With the images left out, print every entry that follows exactly.

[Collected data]
=== Section Start ===

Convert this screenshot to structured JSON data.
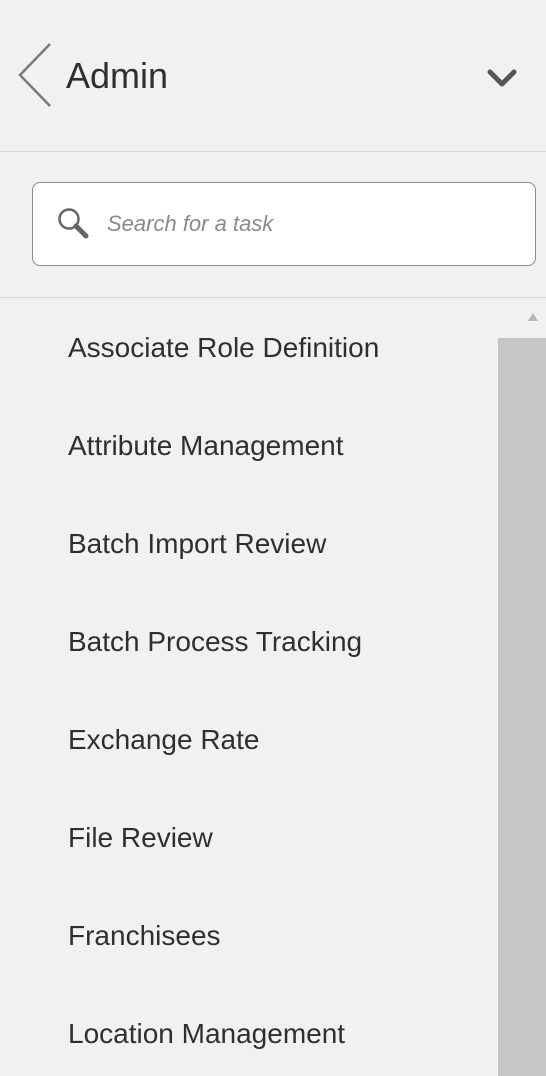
{
  "header": {
    "title": "Admin",
    "back_icon": "chevron-left-icon",
    "collapse_icon": "chevron-down-icon"
  },
  "search": {
    "placeholder": "Search for a task",
    "value": "",
    "icon": "search-icon"
  },
  "tasks": [
    "Associate Role Definition",
    "Attribute Management",
    "Batch Import Review",
    "Batch Process Tracking",
    "Exchange Rate",
    "File Review",
    "Franchisees",
    "Location Management"
  ],
  "colors": {
    "background": "#f1f1f1",
    "text": "#2f2f2f",
    "divider": "#d6d6d6",
    "scrollbar_thumb": "#c6c6c6",
    "icon": "#666666"
  }
}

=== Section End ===

Exercise answer
Convert this screenshot to structured JSON data.
{
  "header": {
    "title": "Admin",
    "back_icon": "chevron-left-icon",
    "collapse_icon": "chevron-down-icon"
  },
  "search": {
    "placeholder": "Search for a task",
    "value": "",
    "icon": "search-icon"
  },
  "tasks": [
    "Associate Role Definition",
    "Attribute Management",
    "Batch Import Review",
    "Batch Process Tracking",
    "Exchange Rate",
    "File Review",
    "Franchisees",
    "Location Management"
  ],
  "colors": {
    "background": "#f1f1f1",
    "text": "#2f2f2f",
    "divider": "#d6d6d6",
    "scrollbar_thumb": "#c6c6c6",
    "icon": "#666666"
  }
}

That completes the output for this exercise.